Amid warnings that the confirmed death toll of 23 hostages was set to rise, the Prime Minister said the militants who attacked the BP gas plant at In Amenas represented a "global threat" which required a "global response".
Mr Cameron disclosed three British nationals were now known to have died in the four-day stand-off, and three others were thought to be dead. A UK resident was also believed to have been killed.
Algerian bomb squads searching the remote desert complex for booby-trap devices left by the terrorists were said to have found 25 bodies.
Fears that the remaining militants had been about to blow-up the whole plant was one of the reasons given by the Algerian authorities for launching the "final assault", which ended the siege. By the time it was over, 32 of the terrorists who took part in the initial raid were dead, according to the Algerian interior ministry. It had been thought all the militants were killed, but there were reports that five had been captured alive.
The veteran jihadist Mokhtar Belmokhtar sent a video to a Mauritanian-based news website in which he claimed one of his cells, known as "Those Who Sign In Blood", was responsible for the attack.
Foreign Secretary William Hague branded the militants "cold-blooded murderers" and said reports they had "executed" seven of their hostages before the final battle could well be true. He said: "That sort of thing is quite likely to have happened."
Mr Cameron, who monitored the final stages of the crisis from Chequers, said the attack was a "stark reminder" of the continuing threat from international terrorism. Looking pale and tired, he vowed to use Britain's chairmanship of the G8 to ensure the issue was right at the top of the international agenda.
He said: "This is a global threat and it will require a global response. It will require a response that is about years, even decades, rather than months. It requires a response that is patient and painstaking, that is tough but also intelligent, but above all has an absolutely iron resolve, and that is what we will deliver over these coming years."

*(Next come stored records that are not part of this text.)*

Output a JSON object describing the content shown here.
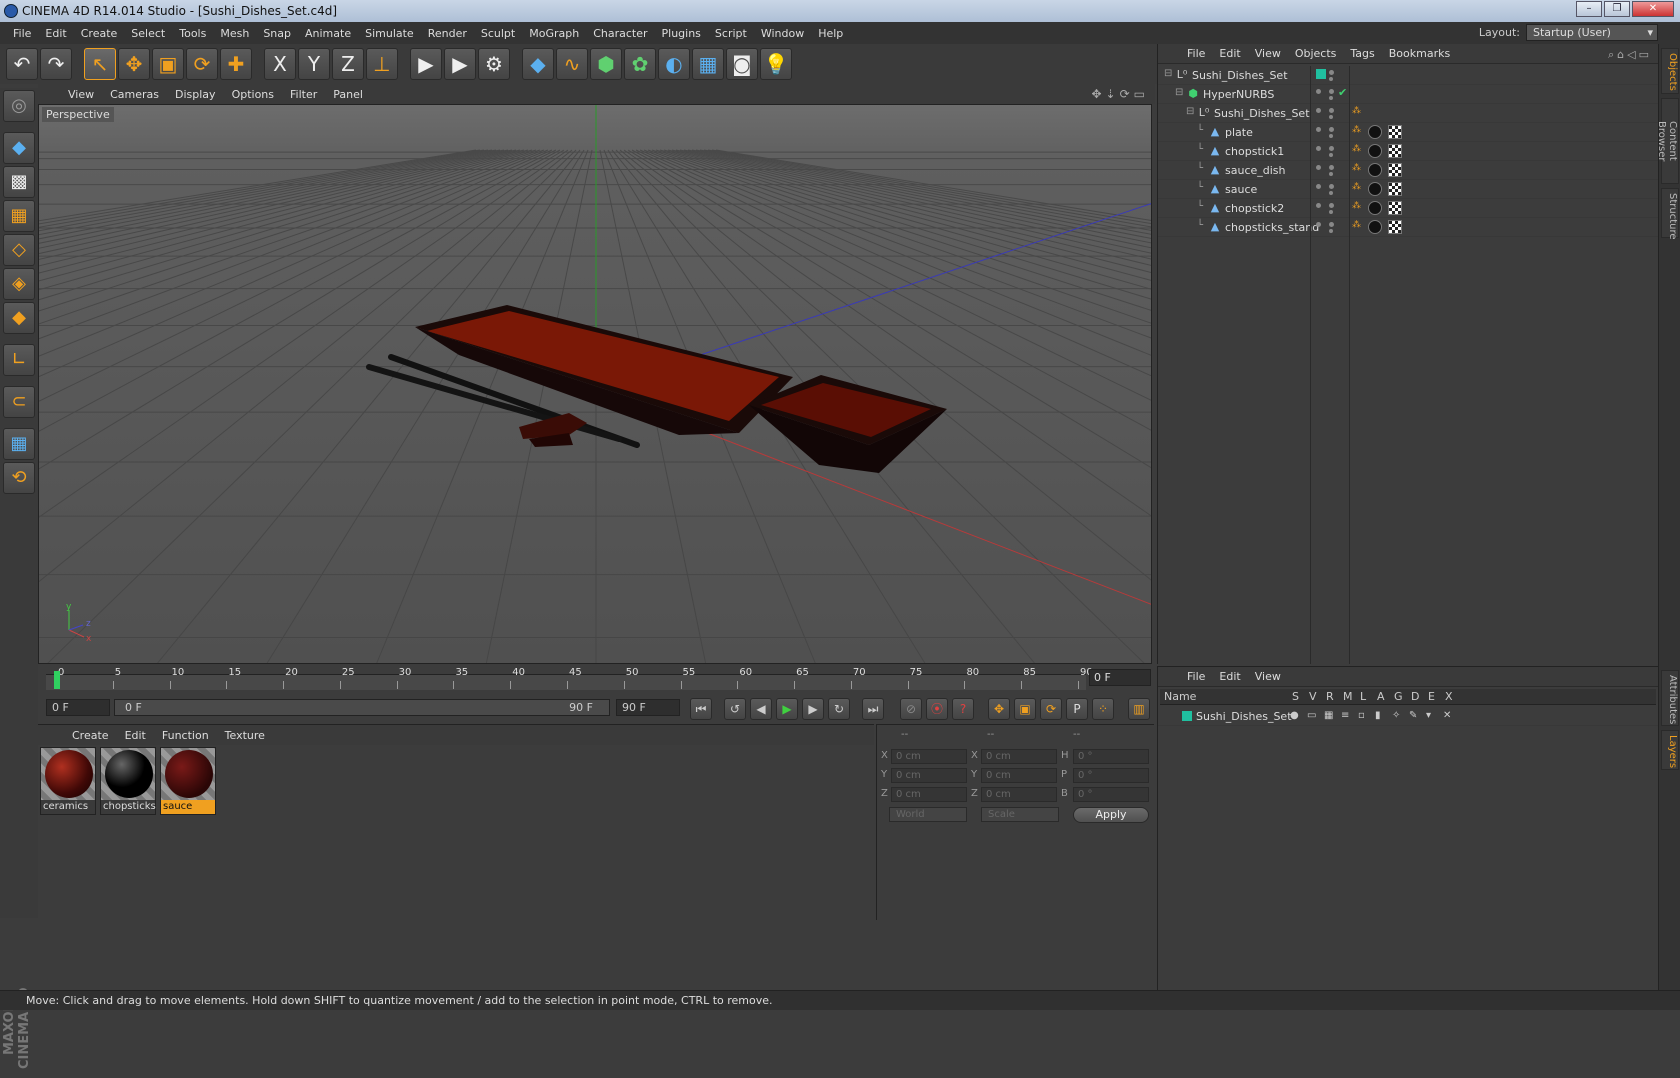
{
  "window": {
    "title": "CINEMA 4D R14.014 Studio - [Sushi_Dishes_Set.c4d]"
  },
  "menu": [
    "File",
    "Edit",
    "Create",
    "Select",
    "Tools",
    "Mesh",
    "Snap",
    "Animate",
    "Simulate",
    "Render",
    "Sculpt",
    "MoGraph",
    "Character",
    "Plugins",
    "Script",
    "Window",
    "Help"
  ],
  "layout": {
    "label": "Layout:",
    "value": "Startup (User)"
  },
  "toolbar_icons": [
    "undo-icon",
    "redo-icon",
    "live-select-icon",
    "move-icon",
    "scale-icon",
    "rotate-icon",
    "add-icon",
    "x-axis-icon",
    "y-axis-icon",
    "z-axis-icon",
    "coordinate-system-icon",
    "render-view-icon",
    "render-picture-viewer-icon",
    "render-settings-icon",
    "cube-icon",
    "spline-icon",
    "nurbs-icon",
    "array-icon",
    "deformer-icon",
    "floor-icon",
    "camera-icon",
    "light-icon"
  ],
  "toolbar_glyphs": {
    "undo": "↶",
    "redo": "↷",
    "select": "↖",
    "move": "✥",
    "scale": "▣",
    "rotate": "⟳",
    "add": "✚",
    "x": "X",
    "y": "Y",
    "z": "Z",
    "coord": "⊥",
    "render1": "▶",
    "render2": "▶",
    "render3": "⚙",
    "cube": "◆",
    "spline": "∿",
    "nurbs": "⬢",
    "array": "✿",
    "deformer": "◐",
    "floor": "▦",
    "camera": "◙",
    "light": "💡"
  },
  "viewport": {
    "menu": [
      "View",
      "Cameras",
      "Display",
      "Options",
      "Filter",
      "Panel"
    ],
    "label": "Perspective",
    "axis": {
      "y": "y",
      "x": "x",
      "z": "z"
    }
  },
  "timeline": {
    "ticks": [
      "0",
      "5",
      "10",
      "15",
      "20",
      "25",
      "30",
      "35",
      "40",
      "45",
      "50",
      "55",
      "60",
      "65",
      "70",
      "75",
      "80",
      "85",
      "90"
    ],
    "current_frame": "0 F"
  },
  "playback": {
    "start": "0 F",
    "scrub_start": "0 F",
    "scrub_end": "90 F",
    "end": "90 F"
  },
  "materials": {
    "menu": [
      "Create",
      "Edit",
      "Function",
      "Texture"
    ],
    "items": [
      {
        "name": "ceramics",
        "selected": false
      },
      {
        "name": "chopsticks",
        "selected": false
      },
      {
        "name": "sauce",
        "selected": true
      }
    ]
  },
  "coords": {
    "headers": [
      "--",
      "--",
      "--"
    ],
    "rows": [
      {
        "a": "X",
        "av": "0 cm",
        "b": "X",
        "bv": "0 cm",
        "c": "H",
        "cv": "0 °"
      },
      {
        "a": "Y",
        "av": "0 cm",
        "b": "Y",
        "bv": "0 cm",
        "c": "P",
        "cv": "0 °"
      },
      {
        "a": "Z",
        "av": "0 cm",
        "b": "Z",
        "bv": "0 cm",
        "c": "B",
        "cv": "0 °"
      }
    ],
    "space": "World",
    "mode": "Scale",
    "apply": "Apply"
  },
  "objects": {
    "menu": [
      "File",
      "Edit",
      "View",
      "Objects",
      "Tags",
      "Bookmarks"
    ],
    "items": [
      {
        "name": "Sushi_Dishes_Set",
        "level": 0,
        "icon": "null-icon"
      },
      {
        "name": "HyperNURBS",
        "level": 1,
        "icon": "hypernurbs-icon"
      },
      {
        "name": "Sushi_Dishes_Set",
        "level": 2,
        "icon": "null-icon"
      },
      {
        "name": "plate",
        "level": 3,
        "icon": "polygon-object-icon"
      },
      {
        "name": "chopstick1",
        "level": 3,
        "icon": "polygon-object-icon"
      },
      {
        "name": "sauce_dish",
        "level": 3,
        "icon": "polygon-object-icon"
      },
      {
        "name": "sauce",
        "level": 3,
        "icon": "polygon-object-icon"
      },
      {
        "name": "chopstick2",
        "level": 3,
        "icon": "polygon-object-icon"
      },
      {
        "name": "chopsticks_stand",
        "level": 3,
        "icon": "polygon-object-icon"
      }
    ]
  },
  "layers": {
    "menu": [
      "File",
      "Edit",
      "View"
    ],
    "columns": [
      "Name",
      "S",
      "V",
      "R",
      "M",
      "L",
      "A",
      "G",
      "D",
      "E",
      "X"
    ],
    "rows": [
      {
        "name": "Sushi_Dishes_Set",
        "color": "#20c0a0"
      }
    ]
  },
  "side_tabs": [
    "Objects",
    "Content Browser",
    "Structure",
    "Attributes",
    "Layers"
  ],
  "brand": "MAXON CINEMA 4D",
  "status": "Move: Click and drag to move elements. Hold down SHIFT to quantize movement / add to the selection in point mode, CTRL to remove.",
  "colors": {
    "accent": "#f0a020",
    "layer": "#20c0a0",
    "plate_inner": "#8a1a08"
  }
}
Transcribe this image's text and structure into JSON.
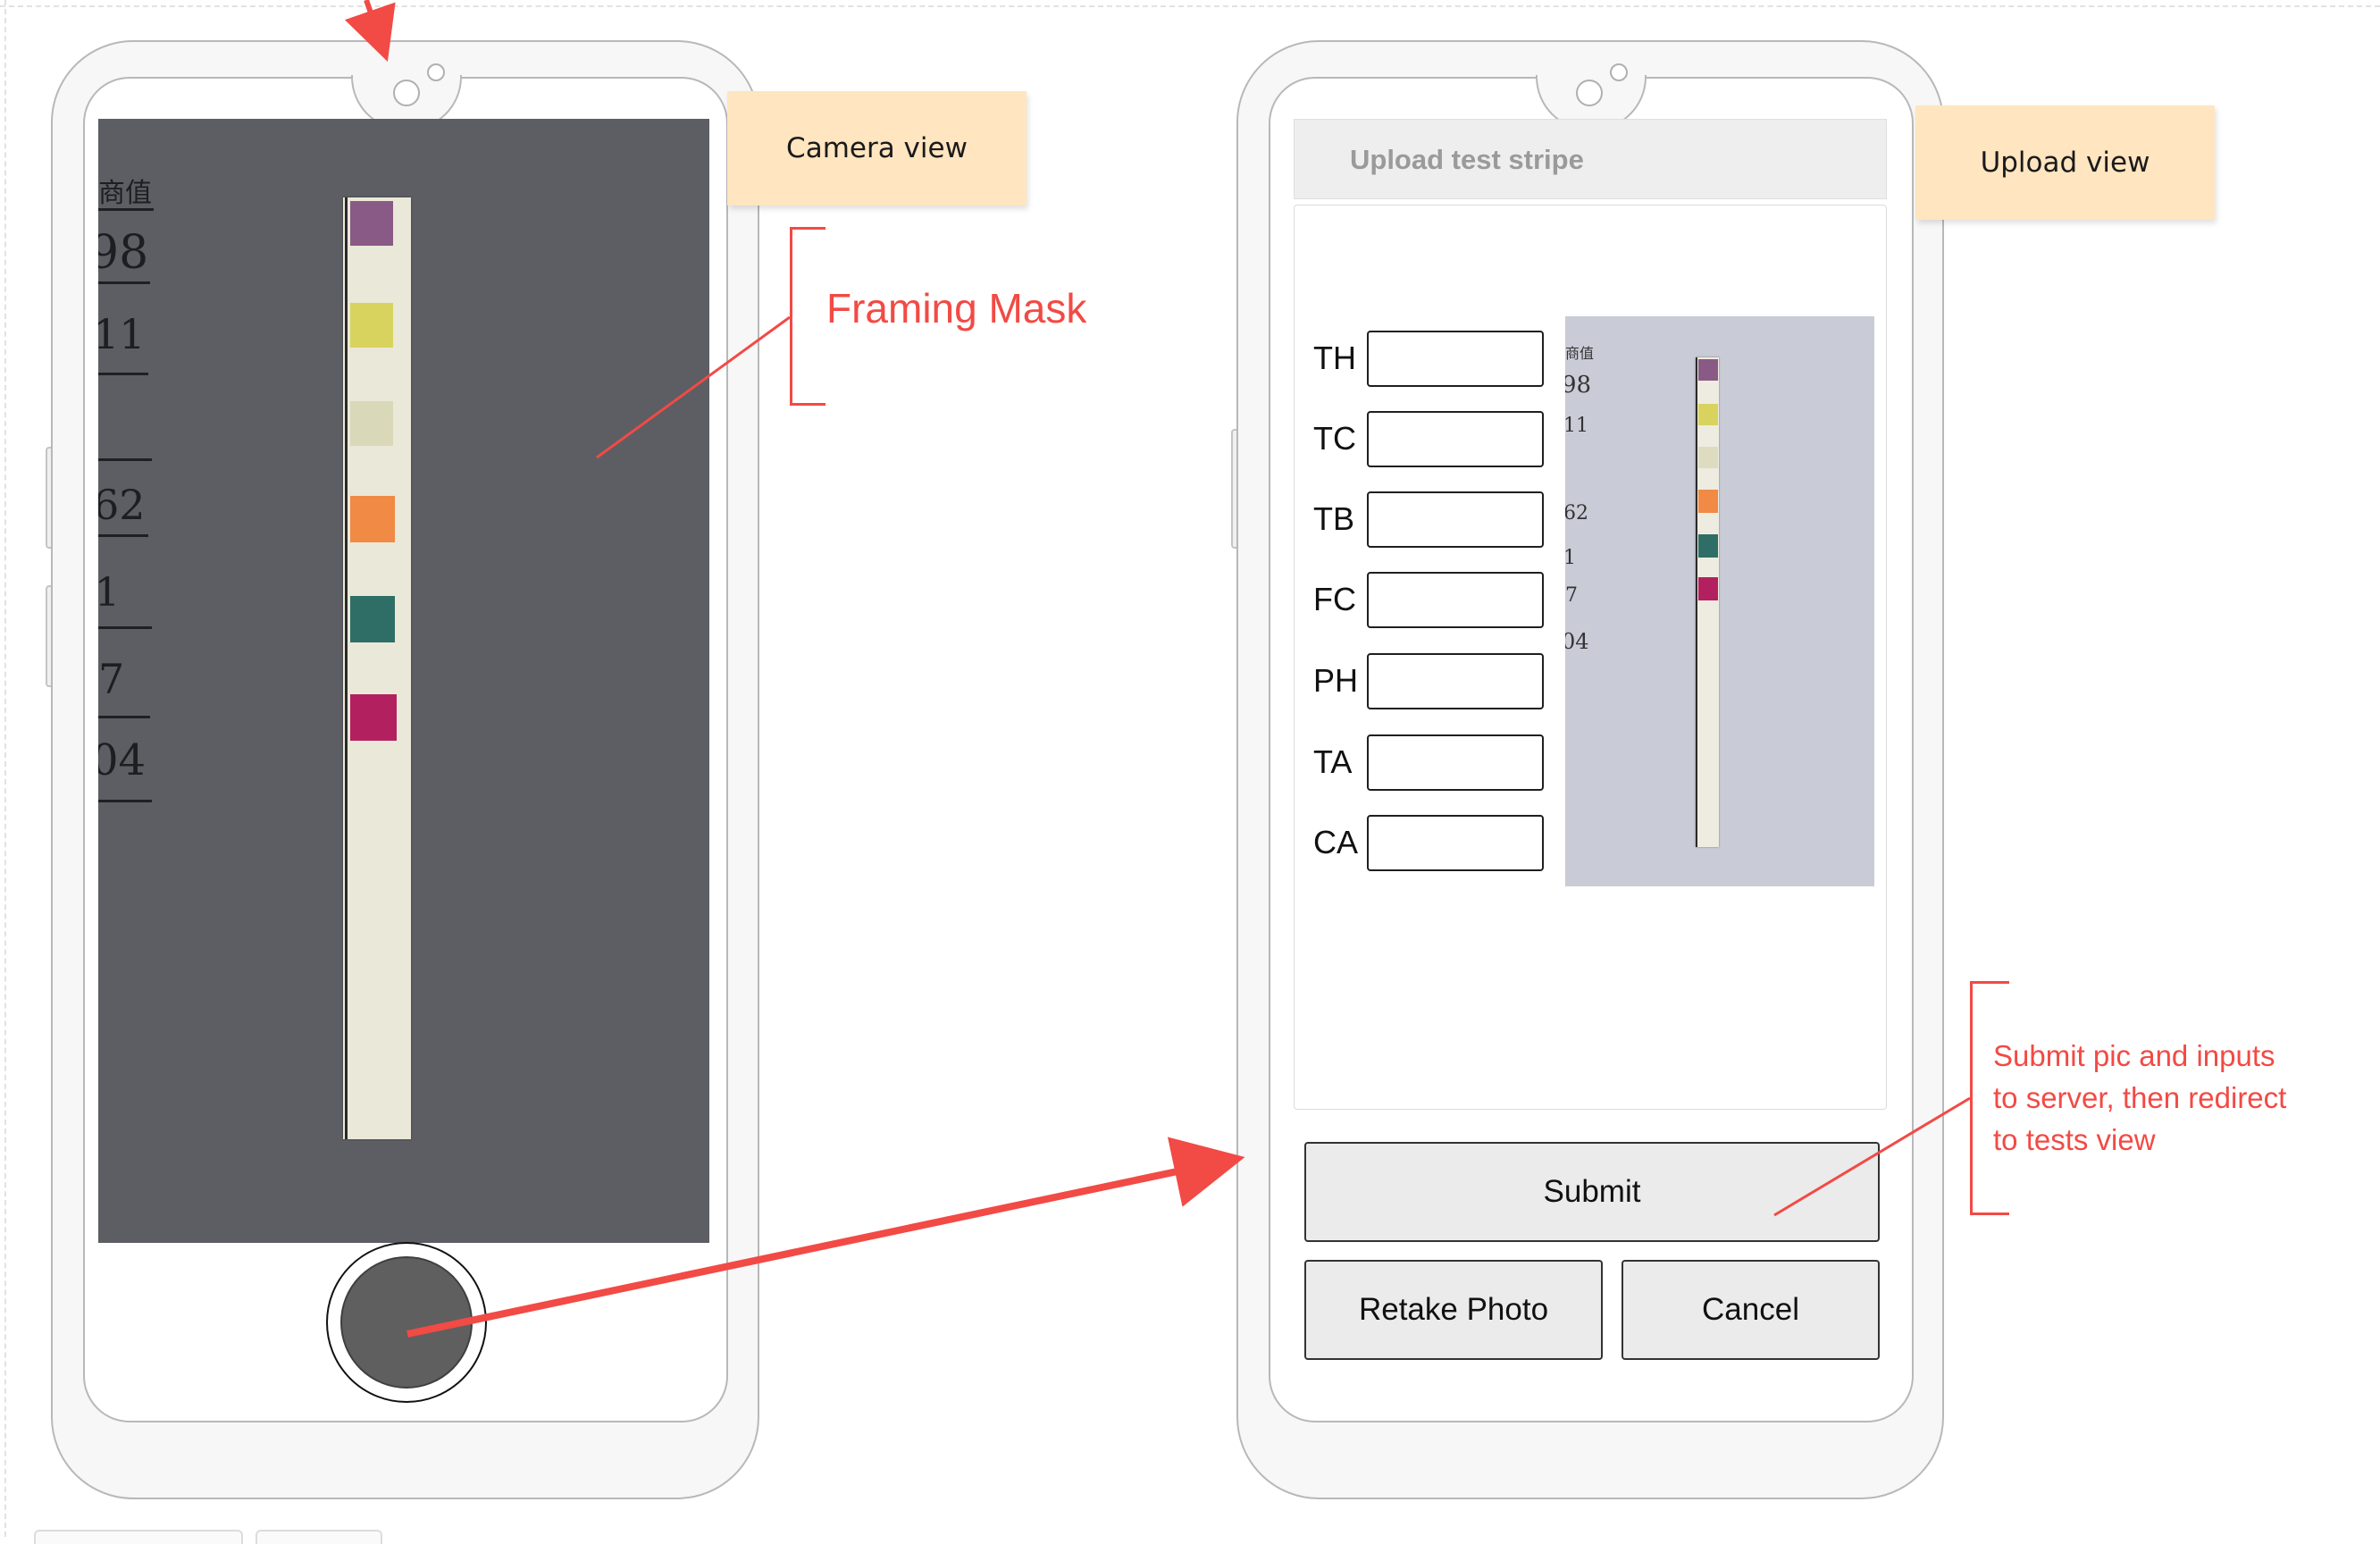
{
  "notes": {
    "camera_view": "Camera view",
    "upload_view": "Upload view"
  },
  "annotations": {
    "framing_mask": "Framing Mask",
    "submit_note_lines": [
      "Submit pic and inputs",
      "to server, then redirect",
      "to tests view"
    ]
  },
  "camera": {
    "handwritten_marks": [
      "商值",
      "98",
      "11",
      "62",
      "1",
      "7",
      "04"
    ]
  },
  "upload": {
    "header": "Upload test stripe",
    "fields": [
      {
        "label": "TH",
        "value": ""
      },
      {
        "label": "TC",
        "value": ""
      },
      {
        "label": "TB",
        "value": ""
      },
      {
        "label": "FC",
        "value": ""
      },
      {
        "label": "PH",
        "value": ""
      },
      {
        "label": "TA",
        "value": ""
      },
      {
        "label": "CA",
        "value": ""
      }
    ],
    "submit_label": "Submit",
    "retake_label": "Retake Photo",
    "cancel_label": "Cancel"
  },
  "colors": {
    "annotation_red": "#f24a45",
    "sticky_note": "#ffe5c0",
    "camera_feed": "#5d5e63",
    "pad_purple": "#8a5a86",
    "pad_yellow": "#d8d35e",
    "pad_pale": "#d9d8b8",
    "pad_orange": "#f08a45",
    "pad_teal": "#2f6e67",
    "pad_magenta": "#b3205f"
  }
}
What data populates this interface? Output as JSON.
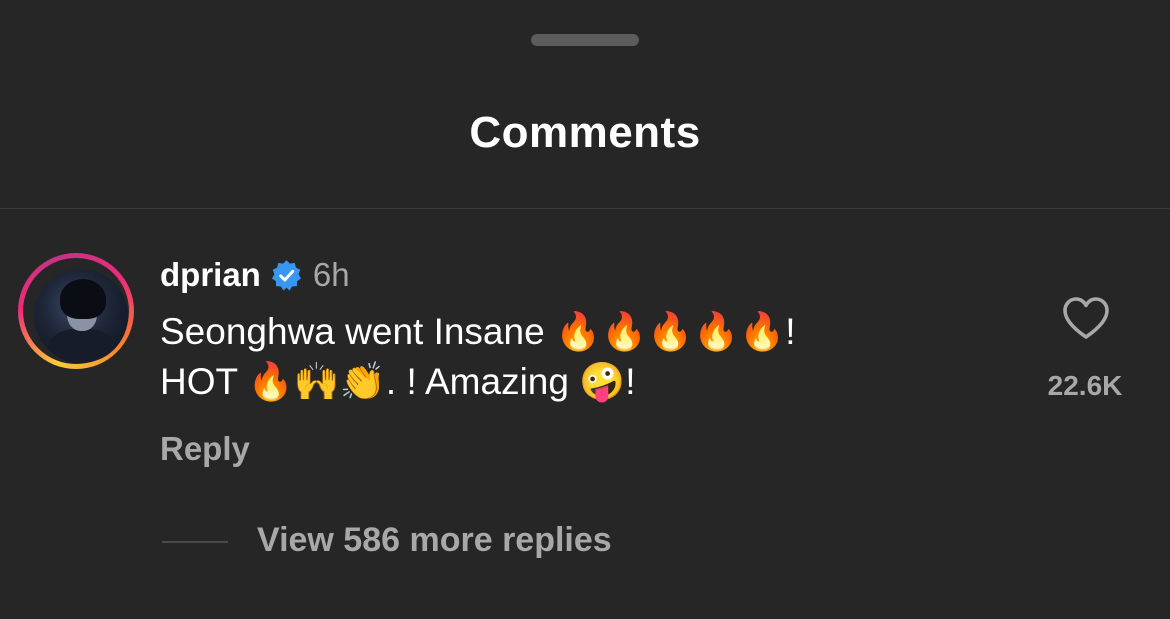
{
  "sheet": {
    "title": "Comments"
  },
  "comment": {
    "username": "dprian",
    "verified": true,
    "time": "6h",
    "text": "Seonghwa went Insane 🔥🔥🔥🔥🔥!\nHOT 🔥🙌👏. ! Amazing 🤪!",
    "reply_label": "Reply",
    "like_count": "22.6K",
    "view_replies_label": "View 586 more replies"
  },
  "icons": {
    "verified": "verified-badge-icon",
    "like": "heart-outline-icon",
    "avatar": "profile-photo"
  },
  "colors": {
    "background": "#262626",
    "secondary_text": "#a8a8a8",
    "verified_blue": "#3897f0",
    "story_ring_start": "#f9ce34",
    "story_ring_end": "#ee2a7b"
  }
}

BP later said four of its employees from the joint venture gas plant were missing. It said:: "At the time of the attack there were 18 BP employees at In Amenas; 14 of them are safe and secure. Two of the 14 have sustained injuries, but these are not life-threatening. BP remains gravely concerned about four of its employees who are missing. There is no further confirmed information regarding their status at this time."